Task objective: Go line by line through the entries below and copy those containing the string "ksoftirqd".

Source data:

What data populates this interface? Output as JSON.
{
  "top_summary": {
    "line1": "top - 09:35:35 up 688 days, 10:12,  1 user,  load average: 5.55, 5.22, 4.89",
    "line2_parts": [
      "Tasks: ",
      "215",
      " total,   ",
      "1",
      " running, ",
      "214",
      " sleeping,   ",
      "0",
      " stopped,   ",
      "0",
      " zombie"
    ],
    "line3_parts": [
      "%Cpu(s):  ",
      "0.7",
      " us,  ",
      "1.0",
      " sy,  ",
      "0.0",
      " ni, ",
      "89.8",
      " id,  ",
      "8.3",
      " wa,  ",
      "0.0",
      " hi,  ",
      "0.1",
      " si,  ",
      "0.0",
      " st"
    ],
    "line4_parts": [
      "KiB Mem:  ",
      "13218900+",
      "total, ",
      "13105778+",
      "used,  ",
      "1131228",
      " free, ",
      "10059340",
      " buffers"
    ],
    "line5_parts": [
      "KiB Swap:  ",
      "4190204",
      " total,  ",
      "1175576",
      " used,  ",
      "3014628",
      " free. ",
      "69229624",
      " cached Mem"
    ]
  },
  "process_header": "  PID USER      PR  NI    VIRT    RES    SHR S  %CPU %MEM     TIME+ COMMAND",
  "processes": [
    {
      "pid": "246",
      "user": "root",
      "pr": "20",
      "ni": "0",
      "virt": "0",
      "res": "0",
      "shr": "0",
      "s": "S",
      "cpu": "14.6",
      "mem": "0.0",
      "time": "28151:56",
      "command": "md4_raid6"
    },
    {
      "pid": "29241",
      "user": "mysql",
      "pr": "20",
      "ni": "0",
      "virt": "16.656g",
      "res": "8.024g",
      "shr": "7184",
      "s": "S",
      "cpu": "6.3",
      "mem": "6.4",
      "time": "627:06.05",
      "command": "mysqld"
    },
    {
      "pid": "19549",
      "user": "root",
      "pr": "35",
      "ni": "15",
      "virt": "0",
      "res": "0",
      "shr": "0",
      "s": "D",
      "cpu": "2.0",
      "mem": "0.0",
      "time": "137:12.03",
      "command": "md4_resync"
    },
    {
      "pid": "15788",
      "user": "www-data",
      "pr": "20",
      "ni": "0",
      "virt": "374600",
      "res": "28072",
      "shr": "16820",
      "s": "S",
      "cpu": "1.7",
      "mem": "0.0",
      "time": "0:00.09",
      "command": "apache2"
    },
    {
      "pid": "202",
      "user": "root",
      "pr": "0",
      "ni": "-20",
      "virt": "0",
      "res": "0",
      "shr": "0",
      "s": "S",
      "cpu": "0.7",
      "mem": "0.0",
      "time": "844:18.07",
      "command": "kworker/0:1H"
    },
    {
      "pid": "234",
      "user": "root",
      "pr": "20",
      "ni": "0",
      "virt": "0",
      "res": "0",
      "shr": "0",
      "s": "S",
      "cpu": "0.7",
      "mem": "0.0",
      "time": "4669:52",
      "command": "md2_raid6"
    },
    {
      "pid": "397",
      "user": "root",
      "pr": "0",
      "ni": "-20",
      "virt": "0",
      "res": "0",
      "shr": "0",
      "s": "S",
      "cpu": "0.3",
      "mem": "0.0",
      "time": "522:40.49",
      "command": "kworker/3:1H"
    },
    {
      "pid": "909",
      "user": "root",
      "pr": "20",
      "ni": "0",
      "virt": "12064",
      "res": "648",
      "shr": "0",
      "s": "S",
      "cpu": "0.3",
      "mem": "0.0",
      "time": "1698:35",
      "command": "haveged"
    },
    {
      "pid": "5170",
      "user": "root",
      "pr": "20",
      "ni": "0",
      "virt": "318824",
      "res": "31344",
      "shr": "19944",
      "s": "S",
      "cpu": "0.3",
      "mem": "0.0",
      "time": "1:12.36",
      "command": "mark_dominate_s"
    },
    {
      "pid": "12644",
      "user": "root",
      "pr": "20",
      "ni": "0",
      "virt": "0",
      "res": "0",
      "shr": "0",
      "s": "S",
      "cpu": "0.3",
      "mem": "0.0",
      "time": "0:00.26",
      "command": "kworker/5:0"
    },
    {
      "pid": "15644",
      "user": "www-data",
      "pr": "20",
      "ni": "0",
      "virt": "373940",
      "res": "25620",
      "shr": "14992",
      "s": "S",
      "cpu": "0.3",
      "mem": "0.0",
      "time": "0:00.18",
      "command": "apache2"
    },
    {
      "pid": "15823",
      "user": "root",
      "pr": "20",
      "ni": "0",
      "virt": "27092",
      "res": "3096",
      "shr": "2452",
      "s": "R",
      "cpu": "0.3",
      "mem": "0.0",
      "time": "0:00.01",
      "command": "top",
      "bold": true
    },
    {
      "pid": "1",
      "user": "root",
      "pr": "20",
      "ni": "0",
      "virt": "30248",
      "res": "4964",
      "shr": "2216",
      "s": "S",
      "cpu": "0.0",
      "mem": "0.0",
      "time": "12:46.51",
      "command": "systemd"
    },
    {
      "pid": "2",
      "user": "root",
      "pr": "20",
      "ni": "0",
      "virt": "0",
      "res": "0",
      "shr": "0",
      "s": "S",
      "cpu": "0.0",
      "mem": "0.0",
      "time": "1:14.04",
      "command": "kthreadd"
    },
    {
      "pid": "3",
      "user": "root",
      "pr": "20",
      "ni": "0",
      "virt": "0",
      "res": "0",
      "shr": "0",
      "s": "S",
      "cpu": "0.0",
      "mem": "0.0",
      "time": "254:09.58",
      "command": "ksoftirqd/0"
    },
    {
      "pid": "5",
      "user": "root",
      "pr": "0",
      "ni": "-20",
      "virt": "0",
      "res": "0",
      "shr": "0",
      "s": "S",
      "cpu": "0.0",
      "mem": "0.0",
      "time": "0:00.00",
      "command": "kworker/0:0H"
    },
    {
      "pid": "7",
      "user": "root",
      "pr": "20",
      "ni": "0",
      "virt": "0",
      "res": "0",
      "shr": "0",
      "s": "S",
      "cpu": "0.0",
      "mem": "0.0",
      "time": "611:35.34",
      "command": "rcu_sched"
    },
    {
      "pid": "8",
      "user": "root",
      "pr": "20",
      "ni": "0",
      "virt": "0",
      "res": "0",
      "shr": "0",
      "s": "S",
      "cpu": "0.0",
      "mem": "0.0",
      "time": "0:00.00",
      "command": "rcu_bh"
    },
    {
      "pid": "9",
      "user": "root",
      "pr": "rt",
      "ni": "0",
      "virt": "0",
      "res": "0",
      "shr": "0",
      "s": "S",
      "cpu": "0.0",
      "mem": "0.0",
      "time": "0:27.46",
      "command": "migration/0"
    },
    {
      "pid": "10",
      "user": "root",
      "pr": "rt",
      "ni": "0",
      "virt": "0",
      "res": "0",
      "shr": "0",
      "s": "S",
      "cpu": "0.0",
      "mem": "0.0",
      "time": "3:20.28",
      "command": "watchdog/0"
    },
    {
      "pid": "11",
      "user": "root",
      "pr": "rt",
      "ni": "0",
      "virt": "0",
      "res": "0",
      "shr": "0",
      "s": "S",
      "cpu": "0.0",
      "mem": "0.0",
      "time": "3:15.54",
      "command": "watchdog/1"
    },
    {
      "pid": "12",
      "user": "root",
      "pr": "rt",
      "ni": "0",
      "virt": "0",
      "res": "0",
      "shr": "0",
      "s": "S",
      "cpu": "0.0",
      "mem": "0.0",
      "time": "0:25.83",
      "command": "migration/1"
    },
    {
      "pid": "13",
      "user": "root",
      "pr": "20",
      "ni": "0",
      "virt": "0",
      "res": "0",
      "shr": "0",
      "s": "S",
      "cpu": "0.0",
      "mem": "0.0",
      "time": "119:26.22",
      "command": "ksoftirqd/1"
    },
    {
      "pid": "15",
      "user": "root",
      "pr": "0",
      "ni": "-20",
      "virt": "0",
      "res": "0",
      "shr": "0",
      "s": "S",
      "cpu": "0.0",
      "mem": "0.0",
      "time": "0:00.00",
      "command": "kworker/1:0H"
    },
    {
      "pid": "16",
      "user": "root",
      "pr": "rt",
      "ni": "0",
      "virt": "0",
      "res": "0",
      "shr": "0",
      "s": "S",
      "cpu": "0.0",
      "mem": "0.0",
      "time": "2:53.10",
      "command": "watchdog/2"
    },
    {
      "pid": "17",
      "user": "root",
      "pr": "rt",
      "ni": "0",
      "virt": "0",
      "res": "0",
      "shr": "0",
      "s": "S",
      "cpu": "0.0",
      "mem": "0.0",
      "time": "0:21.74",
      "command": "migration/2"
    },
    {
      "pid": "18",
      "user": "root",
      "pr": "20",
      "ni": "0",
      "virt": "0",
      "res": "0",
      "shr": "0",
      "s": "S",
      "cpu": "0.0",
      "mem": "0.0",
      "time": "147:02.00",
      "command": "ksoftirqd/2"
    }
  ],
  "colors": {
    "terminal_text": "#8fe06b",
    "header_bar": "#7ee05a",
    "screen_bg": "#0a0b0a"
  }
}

Answer below:
      "command": "ksoftirqd/0"
      "command": "ksoftirqd/1"
      "command": "ksoftirqd/2"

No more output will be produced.